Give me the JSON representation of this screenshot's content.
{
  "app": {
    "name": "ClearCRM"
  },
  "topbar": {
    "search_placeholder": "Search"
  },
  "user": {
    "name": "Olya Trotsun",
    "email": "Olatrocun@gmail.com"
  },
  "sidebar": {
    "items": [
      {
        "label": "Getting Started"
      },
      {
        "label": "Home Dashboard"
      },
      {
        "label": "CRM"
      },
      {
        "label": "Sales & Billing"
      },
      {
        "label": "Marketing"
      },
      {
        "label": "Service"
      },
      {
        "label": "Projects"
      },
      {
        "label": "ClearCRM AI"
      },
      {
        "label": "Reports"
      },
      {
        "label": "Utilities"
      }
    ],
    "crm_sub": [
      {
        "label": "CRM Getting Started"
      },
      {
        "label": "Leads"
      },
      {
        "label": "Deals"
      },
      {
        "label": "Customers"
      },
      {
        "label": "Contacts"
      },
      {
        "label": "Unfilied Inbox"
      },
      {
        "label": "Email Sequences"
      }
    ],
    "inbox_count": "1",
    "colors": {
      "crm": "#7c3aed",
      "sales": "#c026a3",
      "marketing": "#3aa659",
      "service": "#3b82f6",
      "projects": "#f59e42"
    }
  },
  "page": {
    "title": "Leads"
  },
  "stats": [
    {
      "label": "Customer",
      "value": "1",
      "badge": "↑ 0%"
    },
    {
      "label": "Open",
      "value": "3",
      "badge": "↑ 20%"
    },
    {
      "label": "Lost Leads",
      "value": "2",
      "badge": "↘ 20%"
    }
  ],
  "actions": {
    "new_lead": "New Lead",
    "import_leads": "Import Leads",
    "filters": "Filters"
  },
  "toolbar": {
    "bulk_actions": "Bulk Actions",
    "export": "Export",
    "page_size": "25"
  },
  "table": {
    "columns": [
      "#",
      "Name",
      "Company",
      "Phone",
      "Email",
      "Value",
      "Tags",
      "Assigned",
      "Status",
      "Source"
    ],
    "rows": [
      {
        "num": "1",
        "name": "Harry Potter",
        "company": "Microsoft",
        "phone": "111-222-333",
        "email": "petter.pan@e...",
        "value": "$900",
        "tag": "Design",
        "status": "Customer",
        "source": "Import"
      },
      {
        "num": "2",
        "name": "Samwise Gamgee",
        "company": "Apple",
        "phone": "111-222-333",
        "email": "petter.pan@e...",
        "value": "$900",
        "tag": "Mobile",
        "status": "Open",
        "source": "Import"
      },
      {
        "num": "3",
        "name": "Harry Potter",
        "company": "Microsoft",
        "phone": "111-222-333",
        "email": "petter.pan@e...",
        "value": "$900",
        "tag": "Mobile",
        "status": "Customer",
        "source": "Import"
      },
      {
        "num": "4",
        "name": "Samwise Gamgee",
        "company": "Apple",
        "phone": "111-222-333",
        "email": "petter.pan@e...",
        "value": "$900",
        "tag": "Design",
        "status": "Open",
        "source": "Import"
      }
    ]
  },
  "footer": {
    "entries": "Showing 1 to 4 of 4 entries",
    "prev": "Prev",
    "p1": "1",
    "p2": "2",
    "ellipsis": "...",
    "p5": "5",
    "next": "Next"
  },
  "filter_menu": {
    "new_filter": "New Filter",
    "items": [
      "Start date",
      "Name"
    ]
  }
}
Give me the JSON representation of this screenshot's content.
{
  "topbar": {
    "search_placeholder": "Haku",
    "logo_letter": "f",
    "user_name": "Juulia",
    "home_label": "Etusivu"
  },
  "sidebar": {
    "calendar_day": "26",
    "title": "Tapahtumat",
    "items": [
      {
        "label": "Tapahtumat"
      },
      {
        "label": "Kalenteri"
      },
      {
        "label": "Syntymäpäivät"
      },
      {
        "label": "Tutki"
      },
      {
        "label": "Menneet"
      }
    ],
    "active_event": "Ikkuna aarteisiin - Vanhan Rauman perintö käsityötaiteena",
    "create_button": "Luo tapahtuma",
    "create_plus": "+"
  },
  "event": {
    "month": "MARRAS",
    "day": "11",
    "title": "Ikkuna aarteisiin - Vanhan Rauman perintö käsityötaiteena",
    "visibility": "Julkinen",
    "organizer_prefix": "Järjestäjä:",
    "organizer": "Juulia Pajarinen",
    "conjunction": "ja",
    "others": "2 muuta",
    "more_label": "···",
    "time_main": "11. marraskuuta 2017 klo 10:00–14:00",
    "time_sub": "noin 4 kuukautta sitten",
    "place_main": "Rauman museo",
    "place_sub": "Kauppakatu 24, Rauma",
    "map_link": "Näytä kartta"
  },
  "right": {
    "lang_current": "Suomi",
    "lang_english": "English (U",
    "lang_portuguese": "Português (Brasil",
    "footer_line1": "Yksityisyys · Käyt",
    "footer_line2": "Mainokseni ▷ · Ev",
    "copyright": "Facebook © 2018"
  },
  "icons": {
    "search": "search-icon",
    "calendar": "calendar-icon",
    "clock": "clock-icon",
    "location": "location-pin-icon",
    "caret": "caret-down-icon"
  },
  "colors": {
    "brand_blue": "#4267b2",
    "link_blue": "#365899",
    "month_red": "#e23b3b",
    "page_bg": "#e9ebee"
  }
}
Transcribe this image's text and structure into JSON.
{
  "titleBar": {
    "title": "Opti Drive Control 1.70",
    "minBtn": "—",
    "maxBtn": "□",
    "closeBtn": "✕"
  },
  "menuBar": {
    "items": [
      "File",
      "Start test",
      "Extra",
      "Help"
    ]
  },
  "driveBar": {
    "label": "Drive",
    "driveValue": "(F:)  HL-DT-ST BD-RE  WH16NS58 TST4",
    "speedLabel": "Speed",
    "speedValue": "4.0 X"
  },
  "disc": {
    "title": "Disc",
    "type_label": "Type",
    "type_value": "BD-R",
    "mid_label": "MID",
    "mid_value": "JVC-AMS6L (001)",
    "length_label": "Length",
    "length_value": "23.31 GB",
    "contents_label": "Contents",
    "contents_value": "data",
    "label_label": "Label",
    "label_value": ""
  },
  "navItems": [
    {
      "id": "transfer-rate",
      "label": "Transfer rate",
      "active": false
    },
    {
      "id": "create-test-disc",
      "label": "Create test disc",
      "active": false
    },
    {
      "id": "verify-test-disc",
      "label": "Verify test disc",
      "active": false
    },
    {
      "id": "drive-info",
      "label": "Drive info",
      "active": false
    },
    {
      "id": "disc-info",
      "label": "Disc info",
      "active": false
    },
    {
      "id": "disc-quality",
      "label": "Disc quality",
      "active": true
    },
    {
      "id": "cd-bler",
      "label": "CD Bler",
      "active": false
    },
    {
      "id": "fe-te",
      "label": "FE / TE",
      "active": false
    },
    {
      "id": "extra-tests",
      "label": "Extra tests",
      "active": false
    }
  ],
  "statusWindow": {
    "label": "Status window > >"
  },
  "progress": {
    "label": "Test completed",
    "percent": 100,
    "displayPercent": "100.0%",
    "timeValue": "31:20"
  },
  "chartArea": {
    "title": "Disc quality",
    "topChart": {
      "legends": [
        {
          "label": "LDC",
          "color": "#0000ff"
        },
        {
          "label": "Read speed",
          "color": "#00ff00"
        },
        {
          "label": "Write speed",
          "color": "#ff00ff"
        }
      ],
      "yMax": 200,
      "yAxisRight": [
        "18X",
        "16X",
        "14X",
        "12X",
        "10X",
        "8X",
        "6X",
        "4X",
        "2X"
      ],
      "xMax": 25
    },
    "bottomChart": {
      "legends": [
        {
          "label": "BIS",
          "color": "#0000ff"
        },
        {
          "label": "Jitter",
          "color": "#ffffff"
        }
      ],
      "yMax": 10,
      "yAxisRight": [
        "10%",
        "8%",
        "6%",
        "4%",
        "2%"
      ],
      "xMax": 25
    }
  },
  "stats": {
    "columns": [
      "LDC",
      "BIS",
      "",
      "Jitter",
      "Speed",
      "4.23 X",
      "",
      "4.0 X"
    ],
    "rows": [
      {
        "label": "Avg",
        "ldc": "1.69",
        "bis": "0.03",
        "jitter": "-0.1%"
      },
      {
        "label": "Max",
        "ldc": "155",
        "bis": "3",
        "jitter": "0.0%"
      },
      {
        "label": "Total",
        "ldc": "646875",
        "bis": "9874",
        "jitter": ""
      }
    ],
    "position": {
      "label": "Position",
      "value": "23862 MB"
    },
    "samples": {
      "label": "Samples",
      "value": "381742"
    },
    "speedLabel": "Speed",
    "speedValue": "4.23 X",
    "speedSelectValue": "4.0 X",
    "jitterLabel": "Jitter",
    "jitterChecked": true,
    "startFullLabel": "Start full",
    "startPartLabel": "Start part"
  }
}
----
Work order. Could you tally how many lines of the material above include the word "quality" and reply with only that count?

Exercise response. 3